* _Work task_: If a picture appears in the records below, drop it, and reproduce everything else exactly.

Top of Input data

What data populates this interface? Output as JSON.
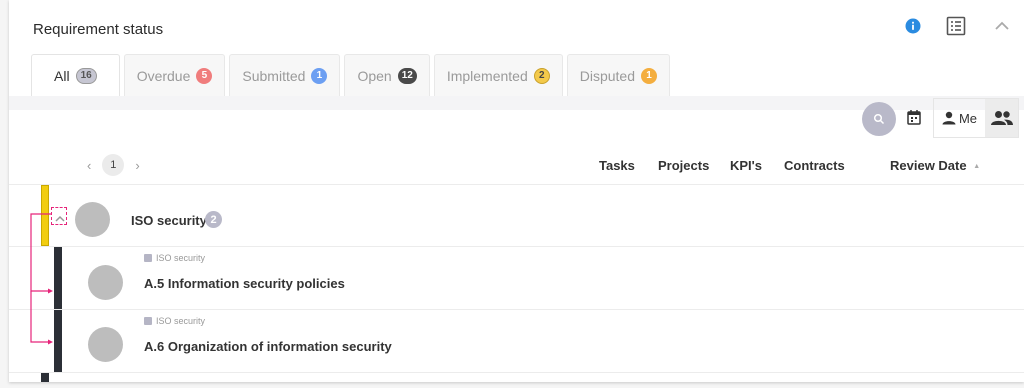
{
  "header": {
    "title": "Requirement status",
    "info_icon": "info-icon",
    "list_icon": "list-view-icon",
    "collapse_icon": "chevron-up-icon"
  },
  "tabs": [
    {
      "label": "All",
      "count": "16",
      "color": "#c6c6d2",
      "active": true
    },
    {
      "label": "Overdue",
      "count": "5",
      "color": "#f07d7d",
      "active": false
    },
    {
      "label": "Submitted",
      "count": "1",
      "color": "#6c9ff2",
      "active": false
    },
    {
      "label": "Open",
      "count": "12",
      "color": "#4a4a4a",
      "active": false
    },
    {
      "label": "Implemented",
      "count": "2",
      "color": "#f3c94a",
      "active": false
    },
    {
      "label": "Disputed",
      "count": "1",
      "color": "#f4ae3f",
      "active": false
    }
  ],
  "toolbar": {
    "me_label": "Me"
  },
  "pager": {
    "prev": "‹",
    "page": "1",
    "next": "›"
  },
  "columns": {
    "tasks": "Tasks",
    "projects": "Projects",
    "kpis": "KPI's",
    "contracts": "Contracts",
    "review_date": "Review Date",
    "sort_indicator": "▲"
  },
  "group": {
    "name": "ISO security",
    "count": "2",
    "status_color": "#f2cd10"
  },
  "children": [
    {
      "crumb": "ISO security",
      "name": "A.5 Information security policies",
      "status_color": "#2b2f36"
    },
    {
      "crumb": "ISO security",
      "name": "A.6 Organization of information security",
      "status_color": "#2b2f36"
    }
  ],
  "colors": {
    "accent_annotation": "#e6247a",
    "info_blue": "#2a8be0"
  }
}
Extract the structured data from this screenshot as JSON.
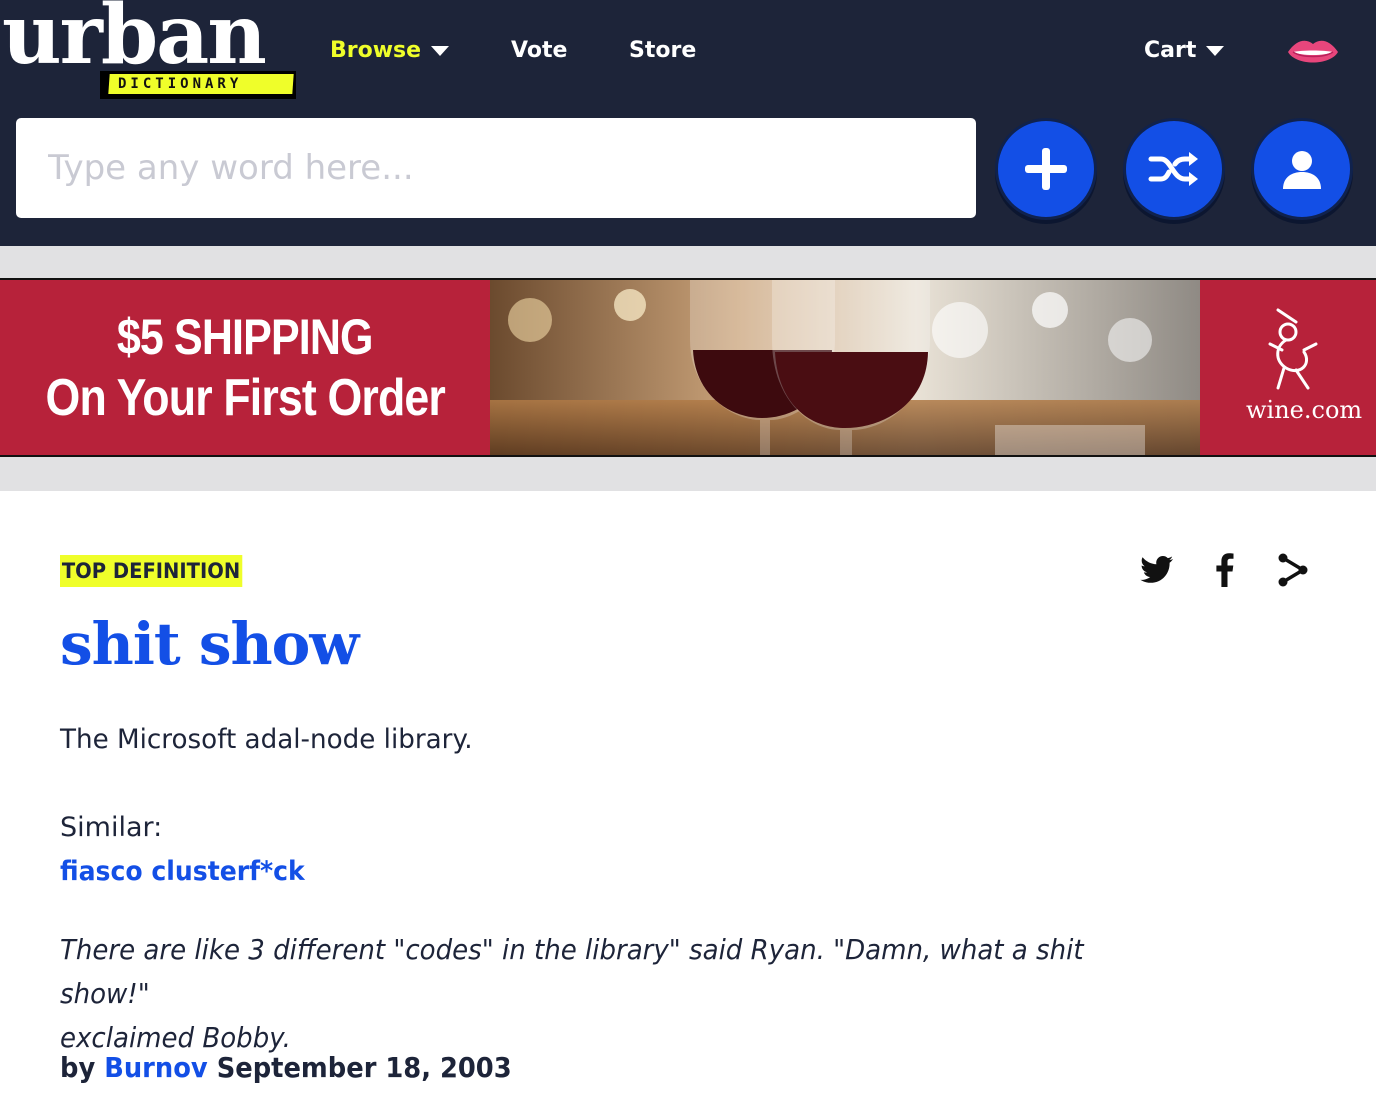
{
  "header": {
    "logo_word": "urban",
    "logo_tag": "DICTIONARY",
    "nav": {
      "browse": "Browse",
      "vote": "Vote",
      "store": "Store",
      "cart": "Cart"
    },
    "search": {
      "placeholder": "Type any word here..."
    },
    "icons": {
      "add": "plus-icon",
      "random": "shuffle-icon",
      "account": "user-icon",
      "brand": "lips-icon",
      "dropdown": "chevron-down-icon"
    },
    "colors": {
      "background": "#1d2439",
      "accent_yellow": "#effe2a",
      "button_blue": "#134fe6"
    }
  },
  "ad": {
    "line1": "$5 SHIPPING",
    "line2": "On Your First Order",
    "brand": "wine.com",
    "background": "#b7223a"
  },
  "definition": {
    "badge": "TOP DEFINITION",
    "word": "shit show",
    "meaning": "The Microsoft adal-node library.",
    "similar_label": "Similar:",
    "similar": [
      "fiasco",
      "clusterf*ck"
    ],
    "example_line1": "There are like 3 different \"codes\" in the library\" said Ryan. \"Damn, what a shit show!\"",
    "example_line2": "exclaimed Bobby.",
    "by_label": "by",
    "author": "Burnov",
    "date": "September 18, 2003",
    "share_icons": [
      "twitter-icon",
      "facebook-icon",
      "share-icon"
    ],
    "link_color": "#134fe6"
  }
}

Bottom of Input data

* _Worked solution_:
What data populates this interface? Output as JSON.
{
  "header": {
    "title": "Requirement status",
    "info_icon": "info-icon",
    "list_icon": "list-view-icon",
    "collapse_icon": "chevron-up-icon"
  },
  "tabs": [
    {
      "label": "All",
      "count": "16",
      "color": "#c6c6d2",
      "active": true
    },
    {
      "label": "Overdue",
      "count": "5",
      "color": "#f07d7d",
      "active": false
    },
    {
      "label": "Submitted",
      "count": "1",
      "color": "#6c9ff2",
      "active": false
    },
    {
      "label": "Open",
      "count": "12",
      "color": "#4a4a4a",
      "active": false
    },
    {
      "label": "Implemented",
      "count": "2",
      "color": "#f3c94a",
      "active": false
    },
    {
      "label": "Disputed",
      "count": "1",
      "color": "#f4ae3f",
      "active": false
    }
  ],
  "toolbar": {
    "me_label": "Me"
  },
  "pager": {
    "prev": "‹",
    "page": "1",
    "next": "›"
  },
  "columns": {
    "tasks": "Tasks",
    "projects": "Projects",
    "kpis": "KPI's",
    "contracts": "Contracts",
    "review_date": "Review Date",
    "sort_indicator": "▲"
  },
  "group": {
    "name": "ISO security",
    "count": "2",
    "status_color": "#f2cd10"
  },
  "children": [
    {
      "crumb": "ISO security",
      "name": "A.5 Information security policies",
      "status_color": "#2b2f36"
    },
    {
      "crumb": "ISO security",
      "name": "A.6 Organization of information security",
      "status_color": "#2b2f36"
    }
  ],
  "colors": {
    "accent_annotation": "#e6247a",
    "info_blue": "#2a8be0"
  }
}
Extract the structured data from this screenshot as JSON.
{
  "header": {
    "logo_word": "urban",
    "logo_tag": "DICTIONARY",
    "nav": {
      "browse": "Browse",
      "vote": "Vote",
      "store": "Store",
      "cart": "Cart"
    },
    "search": {
      "placeholder": "Type any word here..."
    },
    "icons": {
      "add": "plus-icon",
      "random": "shuffle-icon",
      "account": "user-icon",
      "brand": "lips-icon",
      "dropdown": "chevron-down-icon"
    },
    "colors": {
      "background": "#1d2439",
      "accent_yellow": "#effe2a",
      "button_blue": "#134fe6"
    }
  },
  "ad": {
    "line1": "$5 SHIPPING",
    "line2": "On Your First Order",
    "brand": "wine.com",
    "background": "#b7223a"
  },
  "definition": {
    "badge": "TOP DEFINITION",
    "word": "shit show",
    "meaning": "The Microsoft adal-node library.",
    "similar_label": "Similar:",
    "similar": [
      "fiasco",
      "clusterf*ck"
    ],
    "example_line1": "There are like 3 different \"codes\" in the library\" said Ryan. \"Damn, what a shit show!\"",
    "example_line2": "exclaimed Bobby.",
    "by_label": "by",
    "author": "Burnov",
    "date": "September 18, 2003",
    "share_icons": [
      "twitter-icon",
      "facebook-icon",
      "share-icon"
    ],
    "link_color": "#134fe6"
  }
}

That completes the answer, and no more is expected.